[Page and application data records]
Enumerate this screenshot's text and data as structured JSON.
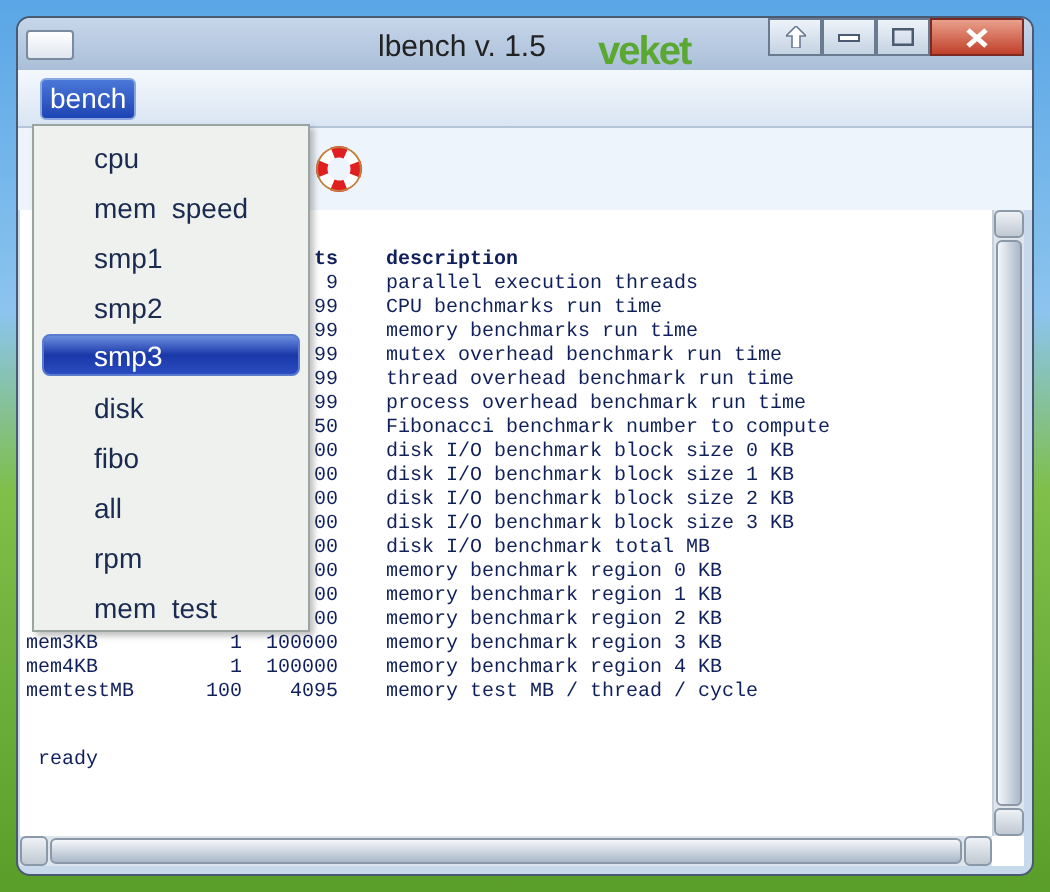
{
  "window": {
    "title": "lbench v. 1.5",
    "logo": "veket"
  },
  "menu_bar": [
    {
      "label": "bench",
      "selected": true
    }
  ],
  "menu": [
    {
      "label": "cpu",
      "selected": false
    },
    {
      "label": "mem  speed",
      "selected": false
    },
    {
      "label": "smp1",
      "selected": false
    },
    {
      "label": "smp2",
      "selected": false
    },
    {
      "label": "smp3",
      "selected": true
    },
    {
      "label": "disk",
      "selected": false
    },
    {
      "label": "fibo",
      "selected": false
    },
    {
      "label": "all",
      "selected": false
    },
    {
      "label": "rpm",
      "selected": false
    },
    {
      "label": "mem  test",
      "selected": false
    }
  ],
  "output": {
    "header": {
      "column_3": "ts",
      "description": "description"
    },
    "rows": [
      {
        "column_3": "9",
        "description": "parallel execution threads"
      },
      {
        "column_3": "99",
        "description": "CPU benchmarks run time"
      },
      {
        "column_3": "99",
        "description": "memory benchmarks run time"
      },
      {
        "column_3": "99",
        "description": "mutex overhead benchmark run time"
      },
      {
        "column_3": "99",
        "description": "thread overhead benchmark run time"
      },
      {
        "column_3": "99",
        "description": "process overhead benchmark run time"
      },
      {
        "column_3": "50",
        "description": "Fibonacci benchmark number to compute"
      },
      {
        "column_3": "00",
        "description": "disk I/O benchmark block size 0 KB"
      },
      {
        "column_3": "00",
        "description": "disk I/O benchmark block size 1 KB"
      },
      {
        "column_3": "00",
        "description": "disk I/O benchmark block size 2 KB"
      },
      {
        "column_3": "00",
        "description": "disk I/O benchmark block size 3 KB"
      },
      {
        "column_3": "00",
        "description": "disk I/O benchmark total MB"
      },
      {
        "column_3": "00",
        "description": "memory benchmark region 0 KB"
      },
      {
        "column_3": "00",
        "description": "memory benchmark region 1 KB"
      },
      {
        "column_3": "00",
        "description": "memory benchmark region 2 KB"
      },
      {
        "column_1": "mem3KB",
        "column_2": "1",
        "column_3": "100000",
        "description": "memory benchmark region 3 KB"
      },
      {
        "column_1": "mem4KB",
        "column_2": "1",
        "column_3": "100000",
        "description": "memory benchmark region 4 KB"
      },
      {
        "column_1": "memtestMB",
        "column_2": "100",
        "column_3": "4095",
        "description": "memory test MB / thread / cycle"
      }
    ],
    "status": "ready"
  }
}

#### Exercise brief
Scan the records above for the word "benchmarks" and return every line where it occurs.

#### Written response
        "description": "CPU benchmarks run time"
        "description": "memory benchmarks run time"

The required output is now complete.